"Our ownership has demonstrated that it's prepared to commit the resources to those areas," Antonetti said. "I think it is important to note the investments that we've continued to make in amateur scouting and player development."
Then, when the Indians appear to be on the upswing at the Major League level, the time will come to spend more on players who can complement the core group. Antonetti is convinced that ownership will be willing to take that approach when the time comes.
"Our ownership has demonstrated at different points in the past," Antonetti said, "that they're willing to spend to be able to sustain a winning product in our up cycle. We're confident that when we get back there, and this nucleus demonstrates that it can be a championship core, that we'll have the ability to strategically add to it."
Antonetti believes it won't take long to reach that point.

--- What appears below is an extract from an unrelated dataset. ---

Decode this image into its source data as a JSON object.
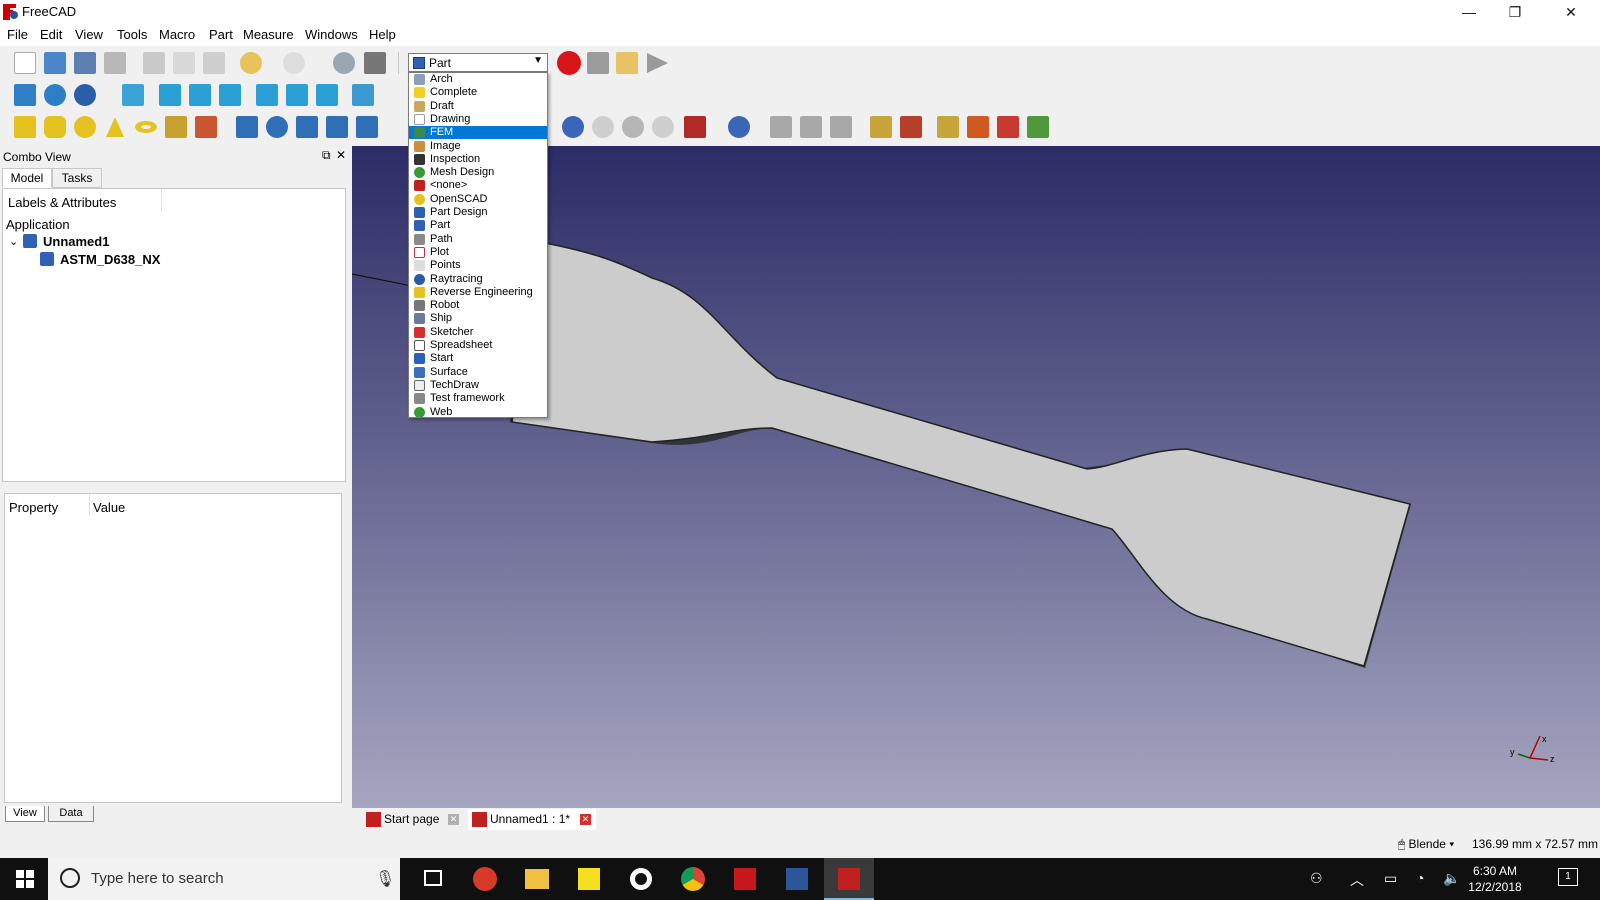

It was only three seasons ago when the Indians -- with the best record in baseball in 2007 -- came within one game of reaching the World Series. Cleveland has made the postseason twice and had no more than three losing seasons in a row over the past decade. Coming off two straight losing seasons, the hope is that a period of winning is coming soon.
The Tribe is confident that it will not suffer a long rebuilding period like those in Tampa Bay (10 consecutive losing seasons prior to a 2008 World Series berth), Pittsburgh (18 losing seasons in a row), Kansas City (one winning season in the past 16 years) and Baltimore (13 straight losing seasons).
"Each GM's job is unique in the sense that there are different sets of circumstances associated with each market," Antonetti said. "Those circumstances can change from year to year. For us, we have to be flexible and able to adapt to the current circumstances and adjust and execute an approach that fits with where we are in our situation.
"I want to be able to build and sustain a championship organization that ultimately results in winning a World Series. That's why we do what we do."
Shapiro said that fans need to be patient in their assessment of Antonetti.
"It takes three to four years before you really start to determine [how effective a GM is]," Shapiro said. "But you could see Chris' impact and influence in our last cycle of success, just as I think you'll see his imprint on our next one."
Antonetti firmly believes the Indians will be better in 2011 than they were in 2010, especially with the expected return of center fielder Grady Sizemore and catcher Carlos Santana from injuries. Beyond their comebacks, the Tribe's pitching staff has shown promise and the club has a group of top prospects on the cusp of making it to The Show.
So for now, Antonetti wants to see what his young players are capable of doing at the big league level. That approach has forced the first-year GM to pull in the reins when it comes to his competitive personality.
"It's very important to be patient," he said. "That's something that's exceptionally difficult to do."